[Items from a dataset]

══════

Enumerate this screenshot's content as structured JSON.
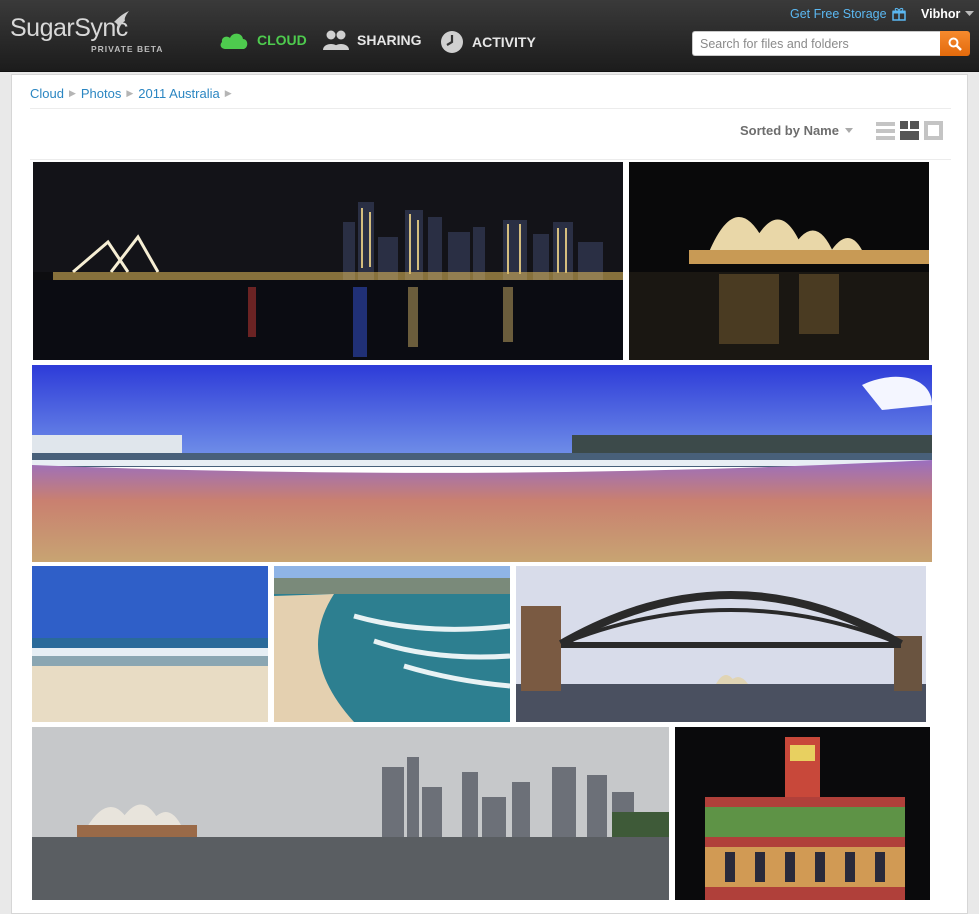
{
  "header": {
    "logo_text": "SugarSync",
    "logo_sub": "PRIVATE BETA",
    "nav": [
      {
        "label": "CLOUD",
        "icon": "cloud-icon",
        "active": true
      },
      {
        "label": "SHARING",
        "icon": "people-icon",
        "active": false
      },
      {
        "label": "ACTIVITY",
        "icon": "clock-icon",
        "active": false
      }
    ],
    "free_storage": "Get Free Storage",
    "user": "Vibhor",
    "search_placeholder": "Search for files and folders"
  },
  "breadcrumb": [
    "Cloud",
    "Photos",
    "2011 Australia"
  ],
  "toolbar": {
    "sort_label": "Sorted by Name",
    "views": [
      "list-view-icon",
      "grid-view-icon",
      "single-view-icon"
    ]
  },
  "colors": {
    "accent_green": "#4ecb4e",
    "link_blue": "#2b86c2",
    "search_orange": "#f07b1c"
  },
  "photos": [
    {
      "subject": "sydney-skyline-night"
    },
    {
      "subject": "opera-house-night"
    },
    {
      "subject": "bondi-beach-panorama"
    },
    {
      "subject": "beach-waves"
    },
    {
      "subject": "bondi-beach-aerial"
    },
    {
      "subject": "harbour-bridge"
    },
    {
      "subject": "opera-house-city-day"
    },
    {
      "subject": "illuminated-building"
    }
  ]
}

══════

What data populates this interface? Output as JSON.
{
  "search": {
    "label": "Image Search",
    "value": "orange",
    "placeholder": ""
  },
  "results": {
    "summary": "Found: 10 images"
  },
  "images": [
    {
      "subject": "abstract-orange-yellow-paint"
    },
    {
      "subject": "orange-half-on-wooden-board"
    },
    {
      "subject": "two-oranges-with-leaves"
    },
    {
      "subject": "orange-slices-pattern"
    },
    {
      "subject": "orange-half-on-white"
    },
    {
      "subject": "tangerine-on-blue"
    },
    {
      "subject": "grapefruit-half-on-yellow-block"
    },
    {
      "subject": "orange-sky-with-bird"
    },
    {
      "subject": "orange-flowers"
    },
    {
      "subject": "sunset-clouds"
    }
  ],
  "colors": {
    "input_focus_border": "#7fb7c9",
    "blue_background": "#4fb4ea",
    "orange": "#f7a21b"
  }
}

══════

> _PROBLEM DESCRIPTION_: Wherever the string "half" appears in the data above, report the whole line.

> _EXERCISE RESPONSE_:
      "subject": "orange-half-on-wooden-board"
      "subject": "orange-half-on-white"
      "subject": "grapefruit-half-on-yellow-block"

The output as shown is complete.